Last updated: October 20, 2023
Read time: 3 Minutes
The HTTP message editor uses the text editor to display the content of requests and responses. The text editor is also used elsewhere within Burp to display any plain text.
It provides a number of useful features to make it easier to read different kinds of text and help you to analyze the content.
When syntax colorizing is enabled, the editor also displays mouse-over popups that show the decoded values of syntax items where appropriate. For HTTP requests, the popups perform URL-decoding, and for responses they perform HTML-decoding.
In the Pretty tab, supported text formats are automatically prettified in the text editor. The editor currently supports pretty printing of the following formats:

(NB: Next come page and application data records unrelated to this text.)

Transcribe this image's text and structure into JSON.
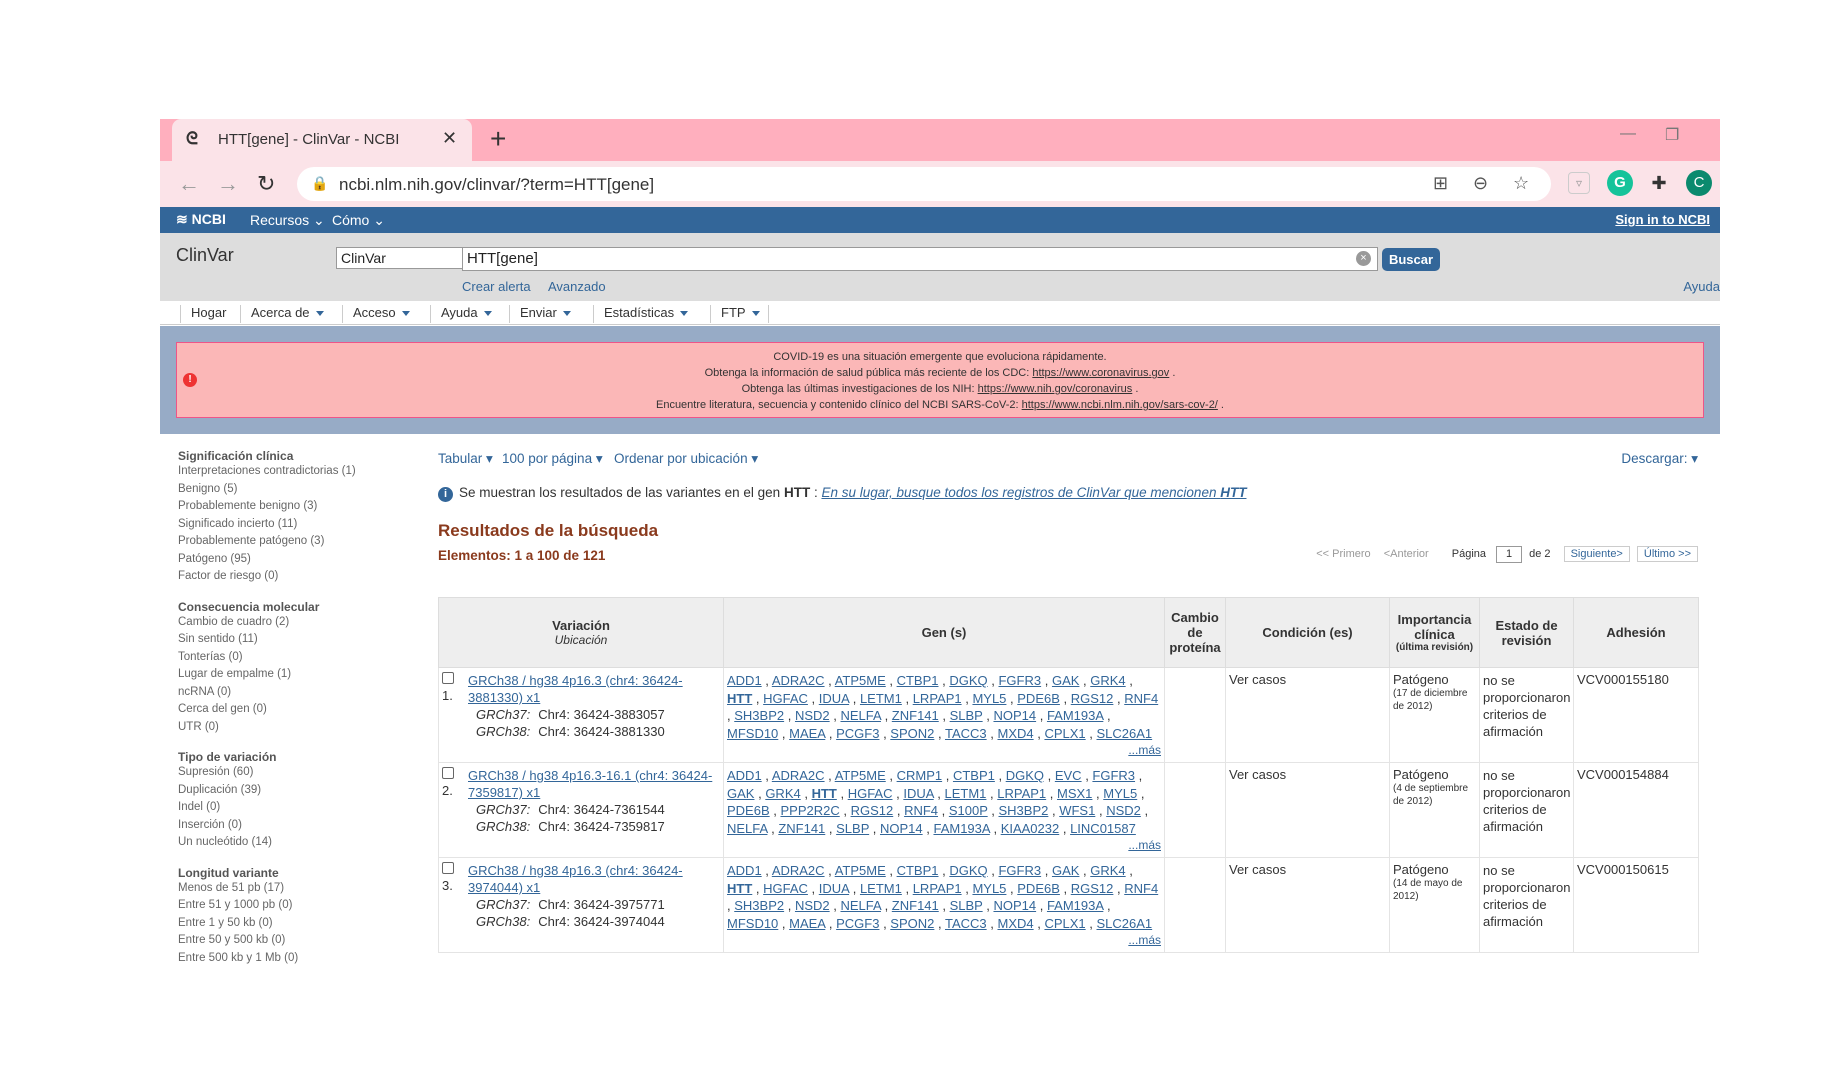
{
  "browser": {
    "tab_title": "HTT[gene] - ClinVar - NCBI",
    "url": "ncbi.nlm.nih.gov/clinvar/?term=HTT[gene]",
    "profile_initial": "C",
    "grammarly_initial": "G"
  },
  "ncbi": {
    "logo": "NCBI",
    "nav_recursos": "Recursos",
    "nav_como": "Cómo",
    "signin": "Sign in to NCBI"
  },
  "search": {
    "db_name": "ClinVar",
    "db_select": "ClinVar",
    "term": "HTT[gene]",
    "button": "Buscar",
    "crear_alerta": "Crear alerta",
    "avanzado": "Avanzado",
    "ayuda": "Ayuda"
  },
  "menu": {
    "items": [
      "Hogar",
      "Acerca de",
      "Acceso",
      "Ayuda",
      "Enviar",
      "Estadísticas",
      "FTP"
    ]
  },
  "banner": {
    "line1": "COVID-19 es una situación emergente que evoluciona rápidamente.",
    "line2_text": "Obtenga la información de salud pública más reciente de los CDC:",
    "line2_link": "https://www.coronavirus.gov",
    "line3_text": "Obtenga las últimas investigaciones de los NIH:",
    "line3_link": "https://www.nih.gov/coronavirus",
    "line4_text": "Encuentre literatura, secuencia y contenido clínico del NCBI SARS-CoV-2:",
    "line4_link": "https://www.ncbi.nlm.nih.gov/sars-cov-2/"
  },
  "facets": [
    {
      "title": "Significación clínica",
      "items": [
        "Interpretaciones contradictorias  (1)",
        "Benigno  (5)",
        "Probablemente benigno  (3)",
        "Significado incierto  (11)",
        "Probablemente patógeno  (3)",
        "Patógeno  (95)",
        "Factor de riesgo  (0)"
      ]
    },
    {
      "title": "Consecuencia molecular",
      "items": [
        "Cambio de cuadro  (2)",
        "Sin sentido  (11)",
        "Tonterías  (0)",
        "Lugar de empalme  (1)",
        "ncRNA  (0)",
        "Cerca del gen  (0)",
        "UTR  (0)"
      ]
    },
    {
      "title": "Tipo de variación",
      "items": [
        "Supresión  (60)",
        "Duplicación  (39)",
        "Indel  (0)",
        "Inserción  (0)",
        "Un nucleótido  (14)"
      ]
    },
    {
      "title": "Longitud variante",
      "items": [
        "Menos de 51 pb  (17)",
        "Entre 51 y 1000 pb  (0)",
        "Entre 1 y 50 kb  (0)",
        "Entre 50 y 500 kb  (0)",
        "Entre 500 kb y 1 Mb  (0)"
      ]
    }
  ],
  "controls": {
    "tabular": "Tabular",
    "per_page": "100 por página",
    "sort": "Ordenar por ubicación",
    "download": "Descargar:"
  },
  "info": {
    "text": "Se muestran los resultados de las variantes en el gen",
    "gene": "HTT",
    "link_text": "En su lugar, busque todos los registros de ClinVar que mencionen",
    "link_gene": "HTT"
  },
  "results": {
    "title": "Resultados de la búsqueda",
    "elements": "Elementos: 1 a 100 de 121"
  },
  "pager": {
    "first": "<< Primero",
    "prev": "<Anterior",
    "page_label": "Página",
    "page_value": "1",
    "of": "de 2",
    "next": "Siguiente>",
    "last": "Último >>"
  },
  "table": {
    "headers": {
      "variation": "Variación",
      "location": "Ubicación",
      "genes": "Gen (s)",
      "protein": "Cambio de proteína",
      "condition": "Condición (es)",
      "importance": "Importancia clínica",
      "importance_sub": "(última revisión)",
      "review": "Estado de revisión",
      "accession": "Adhesión"
    },
    "rows": [
      {
        "num": "1.",
        "variant": "GRCh38 / hg38 4p16.3 (chr4: 36424-3881330) x1",
        "grch37_label": "GRCh37:",
        "grch37": "Chr4: 36424-3883057",
        "grch38_label": "GRCh38:",
        "grch38": "Chr4: 36424-3881330",
        "genes": [
          "ADD1",
          "ADRA2C",
          "ATP5ME",
          "CTBP1",
          "DGKQ",
          "FGFR3",
          "GAK",
          "GRK4",
          "HTT",
          "HGFAC",
          "IDUA",
          "LETM1",
          "LRPAP1",
          "MYL5",
          "PDE6B",
          "RGS12",
          "RNF4",
          "SH3BP2",
          "NSD2",
          "NELFA",
          "ZNF141",
          "SLBP",
          "NOP14",
          "FAM193A",
          "MFSD10",
          "MAEA",
          "PCGF3",
          "SPON2",
          "TACC3",
          "MXD4",
          "CPLX1",
          "SLC26A1"
        ],
        "mas": "...más",
        "condition": "Ver casos",
        "significance": "Patógeno",
        "sig_date": "(17 de diciembre de 2012)",
        "review": "no se proporcionaron criterios de afirmación",
        "accession": "VCV000155180"
      },
      {
        "num": "2.",
        "variant": "GRCh38 / hg38 4p16.3-16.1 (chr4: 36424-7359817) x1",
        "grch37_label": "GRCh37:",
        "grch37": "Chr4: 36424-7361544",
        "grch38_label": "GRCh38:",
        "grch38": "Chr4: 36424-7359817",
        "genes": [
          "ADD1",
          "ADRA2C",
          "ATP5ME",
          "CRMP1",
          "CTBP1",
          "DGKQ",
          "EVC",
          "FGFR3",
          "GAK",
          "GRK4",
          "HTT",
          "HGFAC",
          "IDUA",
          "LETM1",
          "LRPAP1",
          "MSX1",
          "MYL5",
          "PDE6B",
          "PPP2R2C",
          "RGS12",
          "RNF4",
          "S100P",
          "SH3BP2",
          "WFS1",
          "NSD2",
          "NELFA",
          "ZNF141",
          "SLBP",
          "NOP14",
          "FAM193A",
          "KIAA0232",
          "LINC01587"
        ],
        "mas": "...más",
        "condition": "Ver casos",
        "significance": "Patógeno",
        "sig_date": "(4 de septiembre de 2012)",
        "review": "no se proporcionaron criterios de afirmación",
        "accession": "VCV000154884"
      },
      {
        "num": "3.",
        "variant": "GRCh38 / hg38 4p16.3 (chr4: 36424-3974044) x1",
        "grch37_label": "GRCh37:",
        "grch37": "Chr4: 36424-3975771",
        "grch38_label": "GRCh38:",
        "grch38": "Chr4: 36424-3974044",
        "genes": [
          "ADD1",
          "ADRA2C",
          "ATP5ME",
          "CTBP1",
          "DGKQ",
          "FGFR3",
          "GAK",
          "GRK4",
          "HTT",
          "HGFAC",
          "IDUA",
          "LETM1",
          "LRPAP1",
          "MYL5",
          "PDE6B",
          "RGS12",
          "RNF4",
          "SH3BP2",
          "NSD2",
          "NELFA",
          "ZNF141",
          "SLBP",
          "NOP14",
          "FAM193A",
          "MFSD10",
          "MAEA",
          "PCGF3",
          "SPON2",
          "TACC3",
          "MXD4",
          "CPLX1",
          "SLC26A1"
        ],
        "mas": "...más",
        "condition": "Ver casos",
        "significance": "Patógeno",
        "sig_date": "(14 de mayo de 2012)",
        "review": "no se proporcionaron criterios de afirmación",
        "accession": "VCV000150615"
      }
    ]
  },
  "colors": {
    "tab_bar": "#ffafbe",
    "ncbi_blue": "#336699",
    "banner_pink": "#fbb7b7",
    "results_brown": "#8a3a1d"
  }
}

This improves the readability of data, markup, and code in HTTP messages, which are displayed with standardized indentation and line breaks. In editable messages, such as in Burp Repeater, supported text formats are dynamically prettified as you type. Otherwise, the text is prettified when you send the request.

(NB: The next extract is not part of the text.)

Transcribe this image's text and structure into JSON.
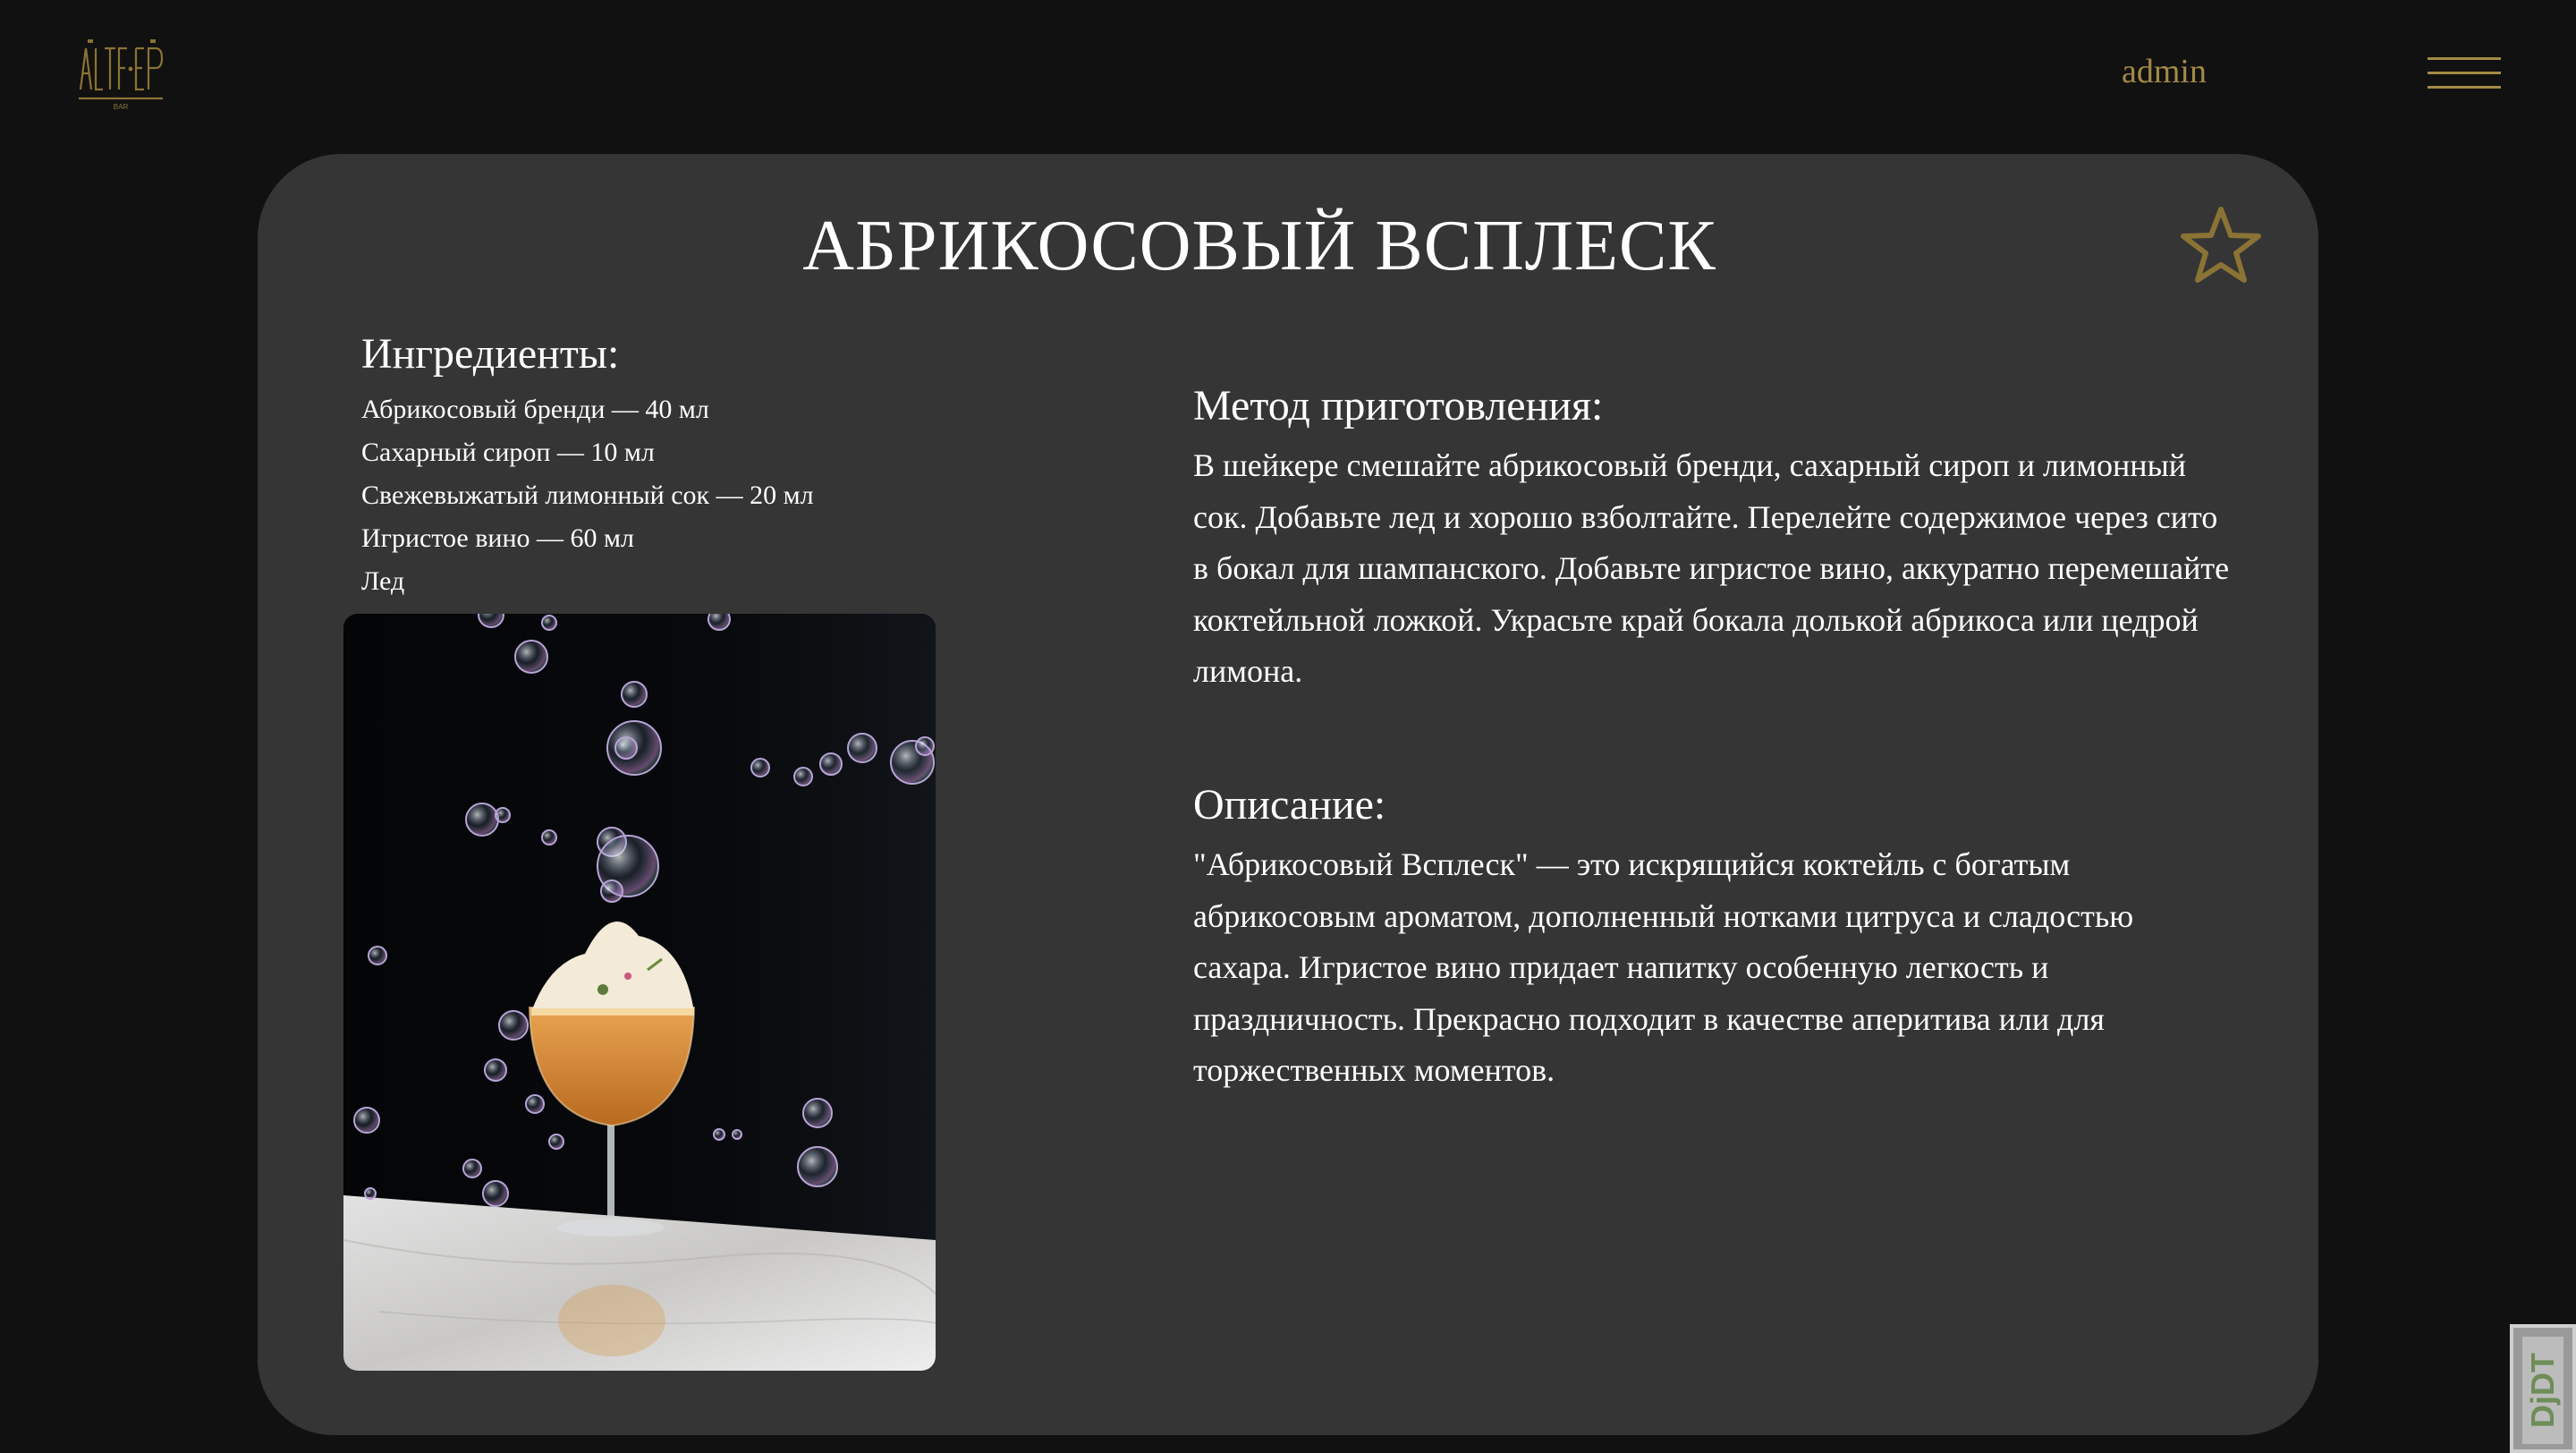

By default, messages are displayed in the Pretty tab whenever Burp detects a supported format in the content. To manually alternate between the prettified version and the raw content, use the tabs in the message editor.
You can disable pretty printing by default in the Settings dialog. Click on the settings icon to open the dialog. For more information, see Inspector and message editor settings.
In both the Pretty and Raw tabs, lines in requests and responses are automatically wrapped to fit the width of the text editor. This makes it easier to read long, single-line header values, for example.
Line numbers are displayed so that you can still keep track of the original line breaks.
To toggle line-wrapping on and off, use the button above each message.
By default, non-printing characters in HTTP requests and responses are hidden. To display them, click . This is supported for any bytes with a hexadecimal code point lower than 20, which includes tabs, line feeds, carriage returns, and null bytes. Characters with code points from 7F to FF are also supported.
This feature can help you to:
- Spot subtle differences between byte values in responses.
- Experiment with HTTP request smuggling vulnerabilities.
- Study line endings to identify potential HTTP header injection vulnerabilities.
- Observe how null-byte injections are handled by the server.
Text editor hotkeys
The text editor supports hotkeys for common actions. You can configure the hotkeys in the hotkey settings. The default hotkeys for the text editor are:
- Ctrl + A, select all.
- Ctrl + X, cut selected text.
- Ctrl + C, copy selected text.
- Ctrl + V, paste.
- Ctrl + S, find and highlight the selected text throughout the message.
- Ctrl + Z, undo last edit.
- Ctrl + Y, redo last undone edit.
- Ctrl + U, URL-encode selected text (hold down Shift to decode).
- Ctrl + H, HTML-encode selected text (hold down Shift to decode).
- Ctrl + B, Base64-encode selected text (hold down Shift to decode).
- Ctrl + left, move to previous word.
- Ctrl + right, move to next word.
- Ctrl + up, move to previous paragraph.
- Ctrl + down, move to next paragraph.
- Ctrl + home, go to start of message.
- Ctrl + end, go to end of message.
- Ctrl + backspace, delete previous word.
- Ctrl + del, delete next word.
Use the search bar at the bottom of the text editor to quickly find expressions in the text. As you type into the search box, the editor automatically highlights matching items. You can use the arrow buttons and to move the selection to the previous or next match.
You can control the configuration of the search in the Settings dialog. For more information, see Inspector and message editor settings.
Was this article helpful?
An error occurred, please try again.